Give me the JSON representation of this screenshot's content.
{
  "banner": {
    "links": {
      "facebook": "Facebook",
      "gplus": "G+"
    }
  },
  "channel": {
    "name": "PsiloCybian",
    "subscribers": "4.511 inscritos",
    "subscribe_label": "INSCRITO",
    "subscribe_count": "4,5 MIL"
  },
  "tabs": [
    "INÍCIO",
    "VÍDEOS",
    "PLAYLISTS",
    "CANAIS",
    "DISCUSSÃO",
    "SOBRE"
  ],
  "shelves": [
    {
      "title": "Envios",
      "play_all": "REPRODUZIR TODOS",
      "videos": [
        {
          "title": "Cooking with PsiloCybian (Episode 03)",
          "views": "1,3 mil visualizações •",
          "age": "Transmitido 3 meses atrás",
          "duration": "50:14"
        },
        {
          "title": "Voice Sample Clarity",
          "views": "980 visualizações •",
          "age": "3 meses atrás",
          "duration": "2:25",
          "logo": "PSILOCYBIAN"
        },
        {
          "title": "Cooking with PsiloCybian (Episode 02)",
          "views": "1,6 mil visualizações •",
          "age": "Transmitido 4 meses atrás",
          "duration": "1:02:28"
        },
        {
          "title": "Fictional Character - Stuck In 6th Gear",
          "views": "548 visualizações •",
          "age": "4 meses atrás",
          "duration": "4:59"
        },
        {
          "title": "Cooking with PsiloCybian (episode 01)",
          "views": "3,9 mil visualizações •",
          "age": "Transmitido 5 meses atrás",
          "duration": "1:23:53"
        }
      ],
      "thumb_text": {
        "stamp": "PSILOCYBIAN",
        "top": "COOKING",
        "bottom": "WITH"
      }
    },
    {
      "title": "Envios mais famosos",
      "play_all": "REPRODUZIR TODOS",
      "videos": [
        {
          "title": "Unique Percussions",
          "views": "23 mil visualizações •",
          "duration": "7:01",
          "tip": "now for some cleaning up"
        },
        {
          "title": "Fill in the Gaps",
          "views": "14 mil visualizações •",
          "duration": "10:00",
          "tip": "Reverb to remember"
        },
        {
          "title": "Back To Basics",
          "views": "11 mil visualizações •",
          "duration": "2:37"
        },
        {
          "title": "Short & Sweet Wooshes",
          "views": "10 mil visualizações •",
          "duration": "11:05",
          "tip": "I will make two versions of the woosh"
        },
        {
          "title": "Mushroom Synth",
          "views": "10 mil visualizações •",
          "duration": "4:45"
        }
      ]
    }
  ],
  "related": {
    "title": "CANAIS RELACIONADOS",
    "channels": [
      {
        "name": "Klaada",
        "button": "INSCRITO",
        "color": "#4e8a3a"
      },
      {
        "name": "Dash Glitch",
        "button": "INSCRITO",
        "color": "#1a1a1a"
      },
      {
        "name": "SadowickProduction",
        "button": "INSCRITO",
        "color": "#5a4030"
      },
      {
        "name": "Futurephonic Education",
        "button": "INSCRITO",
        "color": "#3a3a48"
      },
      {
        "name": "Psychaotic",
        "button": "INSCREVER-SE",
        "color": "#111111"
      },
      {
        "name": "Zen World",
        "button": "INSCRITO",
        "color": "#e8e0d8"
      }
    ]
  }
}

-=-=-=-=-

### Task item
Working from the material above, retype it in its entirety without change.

### Answer to the problem
Give me the JSON representation of this screenshot's content.
{
  "banner": {
    "links": {
      "facebook": "Facebook",
      "gplus": "G+"
    }
  },
  "channel": {
    "name": "PsiloCybian",
    "subscribers": "4.511 inscritos",
    "subscribe_label": "INSCRITO",
    "subscribe_count": "4,5 MIL"
  },
  "tabs": [
    "INÍCIO",
    "VÍDEOS",
    "PLAYLISTS",
    "CANAIS",
    "DISCUSSÃO",
    "SOBRE"
  ],
  "shelves": [
    {
      "title": "Envios",
      "play_all": "REPRODUZIR TODOS",
      "videos": [
        {
          "title": "Cooking with PsiloCybian (Episode 03)",
          "views": "1,3 mil visualizações •",
          "age": "Transmitido 3 meses atrás",
          "duration": "50:14"
        },
        {
          "title": "Voice Sample Clarity",
          "views": "980 visualizações •",
          "age": "3 meses atrás",
          "duration": "2:25",
          "logo": "PSILOCYBIAN"
        },
        {
          "title": "Cooking with PsiloCybian (Episode 02)",
          "views": "1,6 mil visualizações •",
          "age": "Transmitido 4 meses atrás",
          "duration": "1:02:28"
        },
        {
          "title": "Fictional Character - Stuck In 6th Gear",
          "views": "548 visualizações •",
          "age": "4 meses atrás",
          "duration": "4:59"
        },
        {
          "title": "Cooking with PsiloCybian (episode 01)",
          "views": "3,9 mil visualizações •",
          "age": "Transmitido 5 meses atrás",
          "duration": "1:23:53"
        }
      ],
      "thumb_text": {
        "stamp": "PSILOCYBIAN",
        "top": "COOKING",
        "bottom": "WITH"
      }
    },
    {
      "title": "Envios mais famosos",
      "play_all": "REPRODUZIR TODOS",
      "videos": [
        {
          "title": "Unique Percussions",
          "views": "23 mil visualizações •",
          "duration": "7:01",
          "tip": "now for some cleaning up"
        },
        {
          "title": "Fill in the Gaps",
          "views": "14 mil visualizações •",
          "duration": "10:00",
          "tip": "Reverb to remember"
        },
        {
          "title": "Back To Basics",
          "views": "11 mil visualizações •",
          "duration": "2:37"
        },
        {
          "title": "Short & Sweet Wooshes",
          "views": "10 mil visualizações •",
          "duration": "11:05",
          "tip": "I will make two versions of the woosh"
        },
        {
          "title": "Mushroom Synth",
          "views": "10 mil visualizações •",
          "duration": "4:45"
        }
      ]
    }
  ],
  "related": {
    "title": "CANAIS RELACIONADOS",
    "channels": [
      {
        "name": "Klaada",
        "button": "INSCRITO",
        "color": "#4e8a3a"
      },
      {
        "name": "Dash Glitch",
        "button": "INSCRITO",
        "color": "#1a1a1a"
      },
      {
        "name": "SadowickProduction",
        "button": "INSCRITO",
        "color": "#5a4030"
      },
      {
        "name": "Futurephonic Education",
        "button": "INSCRITO",
        "color": "#3a3a48"
      },
      {
        "name": "Psychaotic",
        "button": "INSCREVER-SE",
        "color": "#111111"
      },
      {
        "name": "Zen World",
        "button": "INSCRITO",
        "color": "#e8e0d8"
      }
    ]
  }
}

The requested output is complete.